━━ Data listing ━━
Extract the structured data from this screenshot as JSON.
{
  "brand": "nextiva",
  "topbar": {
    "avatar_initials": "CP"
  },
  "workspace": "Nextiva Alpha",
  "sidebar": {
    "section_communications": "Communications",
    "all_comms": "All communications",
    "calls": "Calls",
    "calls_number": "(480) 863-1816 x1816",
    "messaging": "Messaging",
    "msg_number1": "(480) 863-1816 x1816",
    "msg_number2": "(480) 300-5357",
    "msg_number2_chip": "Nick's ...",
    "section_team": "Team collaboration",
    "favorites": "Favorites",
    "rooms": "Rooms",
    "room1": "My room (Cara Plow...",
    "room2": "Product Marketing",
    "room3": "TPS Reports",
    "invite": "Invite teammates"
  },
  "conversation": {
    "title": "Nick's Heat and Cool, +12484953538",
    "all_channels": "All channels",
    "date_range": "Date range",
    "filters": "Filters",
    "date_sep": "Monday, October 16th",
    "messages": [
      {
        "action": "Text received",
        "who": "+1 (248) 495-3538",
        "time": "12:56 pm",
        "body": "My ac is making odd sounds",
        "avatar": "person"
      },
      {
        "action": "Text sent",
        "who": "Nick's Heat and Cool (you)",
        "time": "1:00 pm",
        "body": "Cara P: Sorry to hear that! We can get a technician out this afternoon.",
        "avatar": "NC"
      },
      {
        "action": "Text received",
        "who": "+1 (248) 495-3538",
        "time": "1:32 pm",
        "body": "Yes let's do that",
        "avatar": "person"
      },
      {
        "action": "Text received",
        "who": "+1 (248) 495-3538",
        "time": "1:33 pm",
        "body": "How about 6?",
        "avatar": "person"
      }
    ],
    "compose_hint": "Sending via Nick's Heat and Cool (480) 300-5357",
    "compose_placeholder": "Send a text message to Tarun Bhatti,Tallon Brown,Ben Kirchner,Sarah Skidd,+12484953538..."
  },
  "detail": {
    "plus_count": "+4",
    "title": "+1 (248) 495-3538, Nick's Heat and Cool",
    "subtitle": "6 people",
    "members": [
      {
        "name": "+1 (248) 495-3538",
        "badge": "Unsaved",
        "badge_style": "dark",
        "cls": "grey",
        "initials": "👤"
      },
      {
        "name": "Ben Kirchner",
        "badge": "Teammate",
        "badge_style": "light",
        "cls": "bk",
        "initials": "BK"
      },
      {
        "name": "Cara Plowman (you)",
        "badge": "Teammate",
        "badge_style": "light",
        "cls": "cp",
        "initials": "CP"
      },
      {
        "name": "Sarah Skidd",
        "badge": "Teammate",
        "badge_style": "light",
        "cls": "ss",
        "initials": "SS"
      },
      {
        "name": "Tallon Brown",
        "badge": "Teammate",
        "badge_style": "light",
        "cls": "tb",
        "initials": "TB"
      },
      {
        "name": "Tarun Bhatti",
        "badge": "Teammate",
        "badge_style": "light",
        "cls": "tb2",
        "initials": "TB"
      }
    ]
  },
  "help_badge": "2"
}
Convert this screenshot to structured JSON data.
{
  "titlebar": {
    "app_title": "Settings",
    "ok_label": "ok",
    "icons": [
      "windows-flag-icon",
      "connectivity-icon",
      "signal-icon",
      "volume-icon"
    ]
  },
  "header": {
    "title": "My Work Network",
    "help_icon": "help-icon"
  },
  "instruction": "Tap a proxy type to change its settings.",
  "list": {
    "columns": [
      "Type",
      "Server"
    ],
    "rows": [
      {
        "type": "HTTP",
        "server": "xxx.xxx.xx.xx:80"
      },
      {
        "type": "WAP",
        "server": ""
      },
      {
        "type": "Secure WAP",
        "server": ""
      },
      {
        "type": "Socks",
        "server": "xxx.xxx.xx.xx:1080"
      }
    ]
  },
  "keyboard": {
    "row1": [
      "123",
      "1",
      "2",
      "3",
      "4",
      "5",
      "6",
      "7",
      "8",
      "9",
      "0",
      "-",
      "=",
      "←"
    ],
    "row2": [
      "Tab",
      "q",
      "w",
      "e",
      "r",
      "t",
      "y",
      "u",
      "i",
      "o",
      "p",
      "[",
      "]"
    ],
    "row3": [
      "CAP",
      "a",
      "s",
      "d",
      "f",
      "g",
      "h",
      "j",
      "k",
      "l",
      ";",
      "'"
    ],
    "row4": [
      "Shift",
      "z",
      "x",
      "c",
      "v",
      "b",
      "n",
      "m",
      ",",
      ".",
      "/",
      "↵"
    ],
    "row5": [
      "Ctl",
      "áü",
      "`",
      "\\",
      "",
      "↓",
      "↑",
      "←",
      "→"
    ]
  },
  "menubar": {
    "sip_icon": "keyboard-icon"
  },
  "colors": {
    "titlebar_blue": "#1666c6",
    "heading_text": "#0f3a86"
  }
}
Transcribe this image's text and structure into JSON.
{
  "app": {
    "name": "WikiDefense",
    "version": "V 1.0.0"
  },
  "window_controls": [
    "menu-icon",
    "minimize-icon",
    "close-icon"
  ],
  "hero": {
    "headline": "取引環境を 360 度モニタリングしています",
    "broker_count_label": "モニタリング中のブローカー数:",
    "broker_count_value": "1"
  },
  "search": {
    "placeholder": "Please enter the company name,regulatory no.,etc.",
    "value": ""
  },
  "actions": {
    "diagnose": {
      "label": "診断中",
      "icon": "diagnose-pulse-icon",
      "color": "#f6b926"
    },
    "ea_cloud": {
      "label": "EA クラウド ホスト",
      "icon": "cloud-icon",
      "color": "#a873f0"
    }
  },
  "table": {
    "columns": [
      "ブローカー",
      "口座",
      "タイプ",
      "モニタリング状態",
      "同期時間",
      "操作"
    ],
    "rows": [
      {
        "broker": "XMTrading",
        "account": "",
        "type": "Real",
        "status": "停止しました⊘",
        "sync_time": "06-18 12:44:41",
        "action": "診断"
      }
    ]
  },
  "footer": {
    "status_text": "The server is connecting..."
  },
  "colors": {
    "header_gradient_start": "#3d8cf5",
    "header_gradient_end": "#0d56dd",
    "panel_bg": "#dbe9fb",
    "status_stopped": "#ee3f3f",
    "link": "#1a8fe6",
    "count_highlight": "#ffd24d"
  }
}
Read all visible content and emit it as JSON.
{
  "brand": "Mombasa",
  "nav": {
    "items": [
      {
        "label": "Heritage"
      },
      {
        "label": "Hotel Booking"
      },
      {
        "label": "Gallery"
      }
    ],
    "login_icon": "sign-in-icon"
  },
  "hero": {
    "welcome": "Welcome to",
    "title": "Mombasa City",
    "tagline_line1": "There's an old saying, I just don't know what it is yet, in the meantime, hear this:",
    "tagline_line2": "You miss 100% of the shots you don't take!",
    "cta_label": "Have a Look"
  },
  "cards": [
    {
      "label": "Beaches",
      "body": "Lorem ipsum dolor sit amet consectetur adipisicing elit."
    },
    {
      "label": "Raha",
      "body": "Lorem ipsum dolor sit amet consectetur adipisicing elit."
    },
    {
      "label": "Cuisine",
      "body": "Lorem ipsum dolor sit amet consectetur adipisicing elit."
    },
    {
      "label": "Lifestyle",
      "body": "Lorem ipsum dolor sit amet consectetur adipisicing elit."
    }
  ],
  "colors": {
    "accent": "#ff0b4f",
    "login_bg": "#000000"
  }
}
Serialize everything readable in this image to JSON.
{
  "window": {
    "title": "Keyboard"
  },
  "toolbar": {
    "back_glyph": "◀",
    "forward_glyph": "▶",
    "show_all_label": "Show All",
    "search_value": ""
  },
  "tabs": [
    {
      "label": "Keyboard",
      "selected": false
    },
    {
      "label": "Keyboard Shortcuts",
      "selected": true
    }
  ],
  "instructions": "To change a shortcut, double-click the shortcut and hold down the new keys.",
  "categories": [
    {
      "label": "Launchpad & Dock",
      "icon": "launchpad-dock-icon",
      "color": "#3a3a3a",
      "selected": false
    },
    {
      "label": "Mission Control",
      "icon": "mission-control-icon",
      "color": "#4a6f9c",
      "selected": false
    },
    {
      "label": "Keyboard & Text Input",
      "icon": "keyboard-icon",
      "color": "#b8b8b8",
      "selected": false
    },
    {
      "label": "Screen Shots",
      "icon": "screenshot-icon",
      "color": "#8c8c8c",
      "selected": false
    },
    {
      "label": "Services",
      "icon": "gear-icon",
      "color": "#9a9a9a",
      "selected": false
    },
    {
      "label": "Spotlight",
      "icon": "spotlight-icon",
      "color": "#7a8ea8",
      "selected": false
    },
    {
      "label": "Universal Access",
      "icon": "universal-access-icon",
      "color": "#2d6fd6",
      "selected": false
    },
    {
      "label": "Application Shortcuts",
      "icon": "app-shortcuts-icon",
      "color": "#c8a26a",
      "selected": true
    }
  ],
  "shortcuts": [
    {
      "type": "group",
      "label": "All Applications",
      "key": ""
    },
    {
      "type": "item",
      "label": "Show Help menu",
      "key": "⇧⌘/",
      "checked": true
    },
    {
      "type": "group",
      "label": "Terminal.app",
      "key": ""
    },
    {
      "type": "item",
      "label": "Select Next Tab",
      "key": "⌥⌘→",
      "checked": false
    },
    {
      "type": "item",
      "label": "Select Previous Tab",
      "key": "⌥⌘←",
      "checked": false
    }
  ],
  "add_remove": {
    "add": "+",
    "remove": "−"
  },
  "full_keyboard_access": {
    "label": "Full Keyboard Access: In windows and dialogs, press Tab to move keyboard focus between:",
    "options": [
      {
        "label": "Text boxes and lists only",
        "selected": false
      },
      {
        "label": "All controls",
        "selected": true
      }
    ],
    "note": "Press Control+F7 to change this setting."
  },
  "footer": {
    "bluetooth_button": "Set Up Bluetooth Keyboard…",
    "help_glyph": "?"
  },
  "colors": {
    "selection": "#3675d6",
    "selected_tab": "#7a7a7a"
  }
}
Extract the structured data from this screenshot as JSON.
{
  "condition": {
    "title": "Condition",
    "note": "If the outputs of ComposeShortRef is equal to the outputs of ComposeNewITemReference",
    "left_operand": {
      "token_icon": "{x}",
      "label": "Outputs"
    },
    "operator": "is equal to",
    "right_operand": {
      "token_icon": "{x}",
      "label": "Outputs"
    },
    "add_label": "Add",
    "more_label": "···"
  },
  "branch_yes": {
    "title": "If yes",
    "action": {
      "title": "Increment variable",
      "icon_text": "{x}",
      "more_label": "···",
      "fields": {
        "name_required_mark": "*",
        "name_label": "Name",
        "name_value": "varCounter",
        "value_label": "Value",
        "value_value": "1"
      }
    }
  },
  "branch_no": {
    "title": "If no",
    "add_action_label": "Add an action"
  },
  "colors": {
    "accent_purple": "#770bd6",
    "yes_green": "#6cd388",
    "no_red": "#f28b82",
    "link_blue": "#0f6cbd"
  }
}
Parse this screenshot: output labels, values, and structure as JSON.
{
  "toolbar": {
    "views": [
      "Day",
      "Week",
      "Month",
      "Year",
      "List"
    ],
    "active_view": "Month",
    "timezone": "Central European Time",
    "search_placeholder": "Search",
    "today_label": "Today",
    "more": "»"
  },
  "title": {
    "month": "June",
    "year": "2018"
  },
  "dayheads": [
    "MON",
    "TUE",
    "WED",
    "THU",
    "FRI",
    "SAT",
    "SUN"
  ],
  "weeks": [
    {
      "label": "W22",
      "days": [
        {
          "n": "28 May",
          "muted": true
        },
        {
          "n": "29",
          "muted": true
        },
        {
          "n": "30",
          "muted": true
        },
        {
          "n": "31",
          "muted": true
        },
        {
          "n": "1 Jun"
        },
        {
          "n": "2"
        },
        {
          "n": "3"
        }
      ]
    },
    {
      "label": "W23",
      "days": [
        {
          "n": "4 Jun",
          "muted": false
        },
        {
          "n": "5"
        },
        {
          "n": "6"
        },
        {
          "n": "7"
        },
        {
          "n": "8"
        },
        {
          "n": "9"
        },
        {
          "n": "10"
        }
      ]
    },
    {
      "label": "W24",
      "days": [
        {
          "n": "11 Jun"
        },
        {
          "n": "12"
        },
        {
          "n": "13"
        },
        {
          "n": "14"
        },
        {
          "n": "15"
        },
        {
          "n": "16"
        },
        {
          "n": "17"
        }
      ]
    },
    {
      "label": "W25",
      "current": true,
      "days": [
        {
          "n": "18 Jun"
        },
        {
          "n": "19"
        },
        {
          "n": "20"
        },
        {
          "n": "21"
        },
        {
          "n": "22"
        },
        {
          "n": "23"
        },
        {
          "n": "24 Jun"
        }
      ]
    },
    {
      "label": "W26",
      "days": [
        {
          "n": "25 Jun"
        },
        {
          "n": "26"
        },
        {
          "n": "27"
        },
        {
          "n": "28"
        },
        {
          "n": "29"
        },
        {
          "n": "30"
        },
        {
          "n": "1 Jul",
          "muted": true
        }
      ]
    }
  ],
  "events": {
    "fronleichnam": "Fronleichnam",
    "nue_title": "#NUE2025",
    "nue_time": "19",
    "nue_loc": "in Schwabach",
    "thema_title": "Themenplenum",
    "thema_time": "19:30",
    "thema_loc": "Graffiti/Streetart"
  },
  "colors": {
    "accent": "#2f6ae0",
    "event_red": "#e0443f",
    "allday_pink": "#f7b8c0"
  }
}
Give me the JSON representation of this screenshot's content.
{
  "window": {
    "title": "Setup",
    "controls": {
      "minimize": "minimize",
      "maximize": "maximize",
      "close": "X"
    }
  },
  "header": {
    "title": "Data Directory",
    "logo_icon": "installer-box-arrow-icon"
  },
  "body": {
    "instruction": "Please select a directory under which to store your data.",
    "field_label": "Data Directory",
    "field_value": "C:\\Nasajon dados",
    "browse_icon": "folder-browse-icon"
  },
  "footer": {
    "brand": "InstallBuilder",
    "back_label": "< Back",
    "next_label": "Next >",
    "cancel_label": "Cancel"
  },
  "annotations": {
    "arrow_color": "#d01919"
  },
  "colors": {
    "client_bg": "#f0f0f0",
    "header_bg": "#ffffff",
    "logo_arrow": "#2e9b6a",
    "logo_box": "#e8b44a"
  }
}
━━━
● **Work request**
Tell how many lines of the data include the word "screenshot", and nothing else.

● **Result below**
6